→ Problem description:
Give the data again exactly as it appears, excluding any pictures.

→ Data records:
+ + + + + + +

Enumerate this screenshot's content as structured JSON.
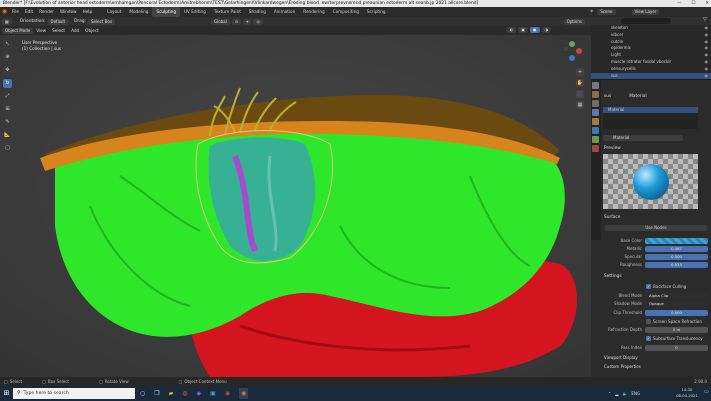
{
  "titlebar": {
    "title": "Blender* [F:\\Evolution of anterior head ectoderm\\ernhamgan\\Pencoral Ectoderm\\Amitrebhonm\\TEST\\Gelarhingen\\\\Vlinkardwegen\\Eroding blood. ewrterprevnerend preaunian ectoderm alt seonb.jp 2021 allcore.blend]",
    "min": "—",
    "max": "☐",
    "close": "✕"
  },
  "menubar": {
    "menus": [
      "File",
      "Edit",
      "Render",
      "Window",
      "Help"
    ],
    "workspaces": [
      "Layout",
      "Modeling",
      "Sculpting",
      "UV Editing",
      "Texture Paint",
      "Shading",
      "Animation",
      "Rendering",
      "Compositing",
      "Scripting"
    ],
    "active_workspace": "Sculpting",
    "scene_label": "Scene",
    "view_layer_label": "View Layer"
  },
  "header": {
    "orientation_label": "Orientation:",
    "orientation_value": "Default",
    "drag_label": "Drag:",
    "drag_value": "Select Box",
    "transform_value": "Global",
    "options_label": "Options"
  },
  "header2": {
    "mode": "Object Mode",
    "menus": [
      "View",
      "Select",
      "Add",
      "Object"
    ]
  },
  "viewport": {
    "perspective": "User Perspective",
    "collection": "(1) Collection | sus"
  },
  "outliner": {
    "items": [
      {
        "label": "skeleton"
      },
      {
        "label": "vibcer"
      },
      {
        "label": "cutcle"
      },
      {
        "label": "epidermis"
      },
      {
        "label": "Light"
      },
      {
        "label": "muscle retrator fosdal vbecklr"
      },
      {
        "label": "sensurycells"
      },
      {
        "label": "sus"
      }
    ],
    "selected_index": 7
  },
  "properties": {
    "slot_label": "sus",
    "slot_field": "Material",
    "material_list": [
      "Material"
    ],
    "material_name": "Material",
    "preview_title": "Preview",
    "surface_title": "Surface",
    "surface_type": "Use Nodes",
    "rows": [
      {
        "label": "Base Color",
        "value": ""
      },
      {
        "label": "Metallic",
        "value": "0.467"
      },
      {
        "label": "Specular",
        "value": "0.500"
      },
      {
        "label": "Roughness",
        "value": "0.513"
      }
    ],
    "settings_title": "Settings",
    "backface_label": "Backface Culling",
    "blend_mode_label": "Blend Mode",
    "blend_mode_value": "Alpha Clip",
    "shadow_mode_label": "Shadow Mode",
    "shadow_mode_value": "Opaque",
    "clip_threshold_label": "Clip Threshold",
    "clip_threshold_value": "0.500",
    "screen_refraction_label": "Screen Space Refraction",
    "refraction_depth_label": "Refraction Depth",
    "refraction_depth_value": "0 m",
    "subsurface_label": "Subsurface Translucency",
    "pass_index_label": "Pass Index",
    "pass_index_value": "0",
    "viewport_display": "Viewport Display",
    "custom_properties": "Custom Properties"
  },
  "statusbar": {
    "select": "Select",
    "box_select": "Box Select",
    "rotate_view": "Rotate View",
    "context_menu": "Object Context Menu",
    "version": "2.90.0"
  },
  "taskbar": {
    "search_placeholder": "Type here to search",
    "lang": "ENG",
    "time": "14:30",
    "date": "08.04.2021"
  },
  "colors": {
    "accent": "#4772b3",
    "mesh_green": "#2ee62a",
    "mesh_red": "#d4141e",
    "mesh_brown": "#6b4a12",
    "mesh_orange": "#d8841c"
  }
}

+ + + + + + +

→ Solution:
Enumerate this screenshot's content as structured JSON.
{
  "titlebar": {
    "title": "Blender* [F:\\Evolution of anterior head ectoderm\\ernhamgan\\Pencoral Ectoderm\\Amitrebhonm\\TEST\\Gelarhingen\\\\Vlinkardwegen\\Eroding blood. ewrterprevnerend preaunian ectoderm alt seonb.jp 2021 allcore.blend]",
    "min": "—",
    "max": "☐",
    "close": "✕"
  },
  "menubar": {
    "menus": [
      "File",
      "Edit",
      "Render",
      "Window",
      "Help"
    ],
    "workspaces": [
      "Layout",
      "Modeling",
      "Sculpting",
      "UV Editing",
      "Texture Paint",
      "Shading",
      "Animation",
      "Rendering",
      "Compositing",
      "Scripting"
    ],
    "active_workspace": "Sculpting",
    "scene_label": "Scene",
    "view_layer_label": "View Layer"
  },
  "header": {
    "orientation_label": "Orientation:",
    "orientation_value": "Default",
    "drag_label": "Drag:",
    "drag_value": "Select Box",
    "transform_value": "Global",
    "options_label": "Options"
  },
  "header2": {
    "mode": "Object Mode",
    "menus": [
      "View",
      "Select",
      "Add",
      "Object"
    ]
  },
  "viewport": {
    "perspective": "User Perspective",
    "collection": "(1) Collection | sus"
  },
  "outliner": {
    "items": [
      {
        "label": "skeleton"
      },
      {
        "label": "vibcer"
      },
      {
        "label": "cutcle"
      },
      {
        "label": "epidermis"
      },
      {
        "label": "Light"
      },
      {
        "label": "muscle retrator fosdal vbecklr"
      },
      {
        "label": "sensurycells"
      },
      {
        "label": "sus"
      }
    ],
    "selected_index": 7
  },
  "properties": {
    "slot_label": "sus",
    "slot_field": "Material",
    "material_list": [
      "Material"
    ],
    "material_name": "Material",
    "preview_title": "Preview",
    "surface_title": "Surface",
    "surface_type": "Use Nodes",
    "rows": [
      {
        "label": "Base Color",
        "value": ""
      },
      {
        "label": "Metallic",
        "value": "0.467"
      },
      {
        "label": "Specular",
        "value": "0.500"
      },
      {
        "label": "Roughness",
        "value": "0.513"
      }
    ],
    "settings_title": "Settings",
    "backface_label": "Backface Culling",
    "blend_mode_label": "Blend Mode",
    "blend_mode_value": "Alpha Clip",
    "shadow_mode_label": "Shadow Mode",
    "shadow_mode_value": "Opaque",
    "clip_threshold_label": "Clip Threshold",
    "clip_threshold_value": "0.500",
    "screen_refraction_label": "Screen Space Refraction",
    "refraction_depth_label": "Refraction Depth",
    "refraction_depth_value": "0 m",
    "subsurface_label": "Subsurface Translucency",
    "pass_index_label": "Pass Index",
    "pass_index_value": "0",
    "viewport_display": "Viewport Display",
    "custom_properties": "Custom Properties"
  },
  "statusbar": {
    "select": "Select",
    "box_select": "Box Select",
    "rotate_view": "Rotate View",
    "context_menu": "Object Context Menu",
    "version": "2.90.0"
  },
  "taskbar": {
    "search_placeholder": "Type here to search",
    "lang": "ENG",
    "time": "14:30",
    "date": "08.04.2021"
  },
  "colors": {
    "accent": "#4772b3",
    "mesh_green": "#2ee62a",
    "mesh_red": "#d4141e",
    "mesh_brown": "#6b4a12",
    "mesh_orange": "#d8841c"
  }
}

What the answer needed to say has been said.